“It sends a strong message to the Assad regime and ... has been struck at the very airfield from which the chemical attack was delivered.
“But we are not at war with the Assad regime and the United States have made it clear that they are not seeking to overthrow the Assad regime,” he added.
“Many innocent people became victims from the chemical attacks. The international community was shocked by the tragedy that left many young children among the victims,” Japanese Prime Minister Shinzo Abe told reporters.
“Japan supports the U.S. government’s determination to prevent the spread and use of chemical weapons,” he said.
France was among the countries informed by the US ahead of the strikes, French foreign minister Jean-Marc Ayrault said.
“I was told by Rex Tillerson during the night,” Ayrault said, calling the missile strike “a warning [to] a criminal regime”.
Angelino Alfano, the Italian foreign minister, said in a statement that Italy understood the reasons behind US military action and called the strikes a “proportionate” deterrent to the further use of chemical weapons by the Assad regime.
A spokesperson for Global Affairs said Canada supported “efforts to stop these atrocities,” adding Canada would have more to say later today.
“Canada continues to condemn in the strongest of terms chemical weapons attacks against Syrian civilians. We have been in touch with our U.S. counterparts,” the statement read.
“The United States for sure are a guarantor of world peace and order. And there are situations when you need to react, situations when you need to take actual action,” spokesman Rafal Bochenek told state television TVP Info.
Saudi Arabia Saudi Arabia said it “fully supports” the strikes, adding that it was a “courageous decision” by President Donald Trump in response to the alleged use of chemical weapons against civilians in the town of Khan Sheikhoun, in northwestern Syria.
Iran, a strong Assad ally, said it strongly condemned the missile strikes against the Syrian army’s Shayrat air base.
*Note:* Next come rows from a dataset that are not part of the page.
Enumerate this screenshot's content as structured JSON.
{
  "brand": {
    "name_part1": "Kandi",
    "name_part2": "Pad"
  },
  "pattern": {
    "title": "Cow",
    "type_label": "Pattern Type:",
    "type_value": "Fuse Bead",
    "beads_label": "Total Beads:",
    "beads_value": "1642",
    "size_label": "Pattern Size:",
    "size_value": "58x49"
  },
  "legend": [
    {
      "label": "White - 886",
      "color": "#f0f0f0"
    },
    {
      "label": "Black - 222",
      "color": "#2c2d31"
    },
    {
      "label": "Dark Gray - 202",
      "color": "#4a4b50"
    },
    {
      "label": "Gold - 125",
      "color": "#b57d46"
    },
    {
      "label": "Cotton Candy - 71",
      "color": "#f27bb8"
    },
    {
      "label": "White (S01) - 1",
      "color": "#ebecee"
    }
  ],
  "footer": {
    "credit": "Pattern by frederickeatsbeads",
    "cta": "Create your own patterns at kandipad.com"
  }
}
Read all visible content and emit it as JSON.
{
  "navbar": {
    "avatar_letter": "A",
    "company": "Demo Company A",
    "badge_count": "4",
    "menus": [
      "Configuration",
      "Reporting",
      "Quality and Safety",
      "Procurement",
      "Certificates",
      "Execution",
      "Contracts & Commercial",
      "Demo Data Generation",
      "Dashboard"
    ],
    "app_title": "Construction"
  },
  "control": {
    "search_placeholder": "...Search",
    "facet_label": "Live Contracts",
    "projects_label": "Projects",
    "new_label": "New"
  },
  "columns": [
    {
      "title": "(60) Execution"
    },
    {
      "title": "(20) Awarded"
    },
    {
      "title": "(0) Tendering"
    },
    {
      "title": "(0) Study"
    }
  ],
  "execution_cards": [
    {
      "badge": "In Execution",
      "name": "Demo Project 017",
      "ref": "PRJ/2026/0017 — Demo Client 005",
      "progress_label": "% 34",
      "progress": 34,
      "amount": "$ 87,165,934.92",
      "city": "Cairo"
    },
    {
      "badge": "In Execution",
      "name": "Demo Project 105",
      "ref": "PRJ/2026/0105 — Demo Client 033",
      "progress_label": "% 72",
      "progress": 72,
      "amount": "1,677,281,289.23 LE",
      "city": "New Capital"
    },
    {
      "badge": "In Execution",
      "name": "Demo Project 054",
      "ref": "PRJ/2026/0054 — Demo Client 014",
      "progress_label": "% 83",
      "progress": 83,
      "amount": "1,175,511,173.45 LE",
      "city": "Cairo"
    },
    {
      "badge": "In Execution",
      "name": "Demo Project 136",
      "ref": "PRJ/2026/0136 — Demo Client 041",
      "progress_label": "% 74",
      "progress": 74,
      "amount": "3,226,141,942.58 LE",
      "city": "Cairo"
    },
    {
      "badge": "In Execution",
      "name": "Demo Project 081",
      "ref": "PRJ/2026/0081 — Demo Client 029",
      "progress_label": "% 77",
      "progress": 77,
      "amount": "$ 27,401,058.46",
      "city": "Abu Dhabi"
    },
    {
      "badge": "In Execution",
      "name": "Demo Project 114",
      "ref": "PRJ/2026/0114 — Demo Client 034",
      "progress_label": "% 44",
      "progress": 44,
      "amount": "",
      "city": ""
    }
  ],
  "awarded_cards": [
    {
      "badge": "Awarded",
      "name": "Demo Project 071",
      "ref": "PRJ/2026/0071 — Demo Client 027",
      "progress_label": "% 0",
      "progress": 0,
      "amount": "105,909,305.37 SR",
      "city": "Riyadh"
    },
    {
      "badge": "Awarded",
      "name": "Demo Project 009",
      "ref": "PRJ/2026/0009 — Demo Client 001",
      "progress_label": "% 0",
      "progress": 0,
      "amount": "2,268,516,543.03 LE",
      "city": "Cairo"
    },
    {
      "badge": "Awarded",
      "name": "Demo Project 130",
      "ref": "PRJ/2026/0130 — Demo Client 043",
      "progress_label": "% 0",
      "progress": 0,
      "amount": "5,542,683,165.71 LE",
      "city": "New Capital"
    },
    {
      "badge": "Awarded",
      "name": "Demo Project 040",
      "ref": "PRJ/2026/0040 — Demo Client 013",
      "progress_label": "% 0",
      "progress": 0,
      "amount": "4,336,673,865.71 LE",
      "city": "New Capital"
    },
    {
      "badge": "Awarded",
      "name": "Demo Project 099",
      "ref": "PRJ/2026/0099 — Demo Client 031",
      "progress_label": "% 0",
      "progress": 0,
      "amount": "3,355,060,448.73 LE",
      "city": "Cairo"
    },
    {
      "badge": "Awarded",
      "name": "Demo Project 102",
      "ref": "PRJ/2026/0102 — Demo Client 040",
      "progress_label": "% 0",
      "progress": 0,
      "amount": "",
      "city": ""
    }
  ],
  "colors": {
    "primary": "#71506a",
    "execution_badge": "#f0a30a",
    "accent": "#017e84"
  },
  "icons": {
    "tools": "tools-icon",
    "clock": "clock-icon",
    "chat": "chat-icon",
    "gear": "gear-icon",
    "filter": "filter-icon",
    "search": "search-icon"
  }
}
“Iran strongly condemns any such unilateral strikes ... such measures will strengthen terrorists in Syria ... and it will complicate the situation in Syria and the region,” ISNA news agency quoted Foreign Ministry spokesman Bahram Qasemi as saying.
In a statement on Twitter, Danish Prime Minister Lars Løkke Rasmussen said: “United States has clearly marked that Assad’s atrocity does not go unpunished.”
Bolivia has requested the UN Security Council hold closed-door consultations on Friday about the missile strikes, a senior Security Council diplomat said.
Syrian Opposition forces
The Syrian Coalition opposition group welcomed the US attack, saying it put an end to an age of “impunity” and should be just the beginning.
Major Jamil al-Saleh commander of US-backed opposition rebel group the Alezzah Army, whose district was among those hit by chemical weapons, said he hoped the American assault would be a “turning point” in the six-year war.
The bombing is Mr Trump’s most dramatic military order since taking office.
The Obama administration threatened attacking Assad’s forces for previous chemical weapons attacks, but never followed through.
Mr Trump called on “all civilised nations” to join the US in seeking an end to the carnage in Syria.
President Bashar Assad’s government had been under mounting international pressure after the chemical attack in northern Syria, with even key ally Russia saying its support is not unconditional.
Turkey, meanwhile, said samples from victims of Tuesday’s attack, which killed more than 80 people in the town of Khan Sheikhoun, indicate they were exposed to sarin, a highly toxic nerve agent.
Syria rejected the accusations and Moscow had warned against apportioning blame until an investigation has been carried out.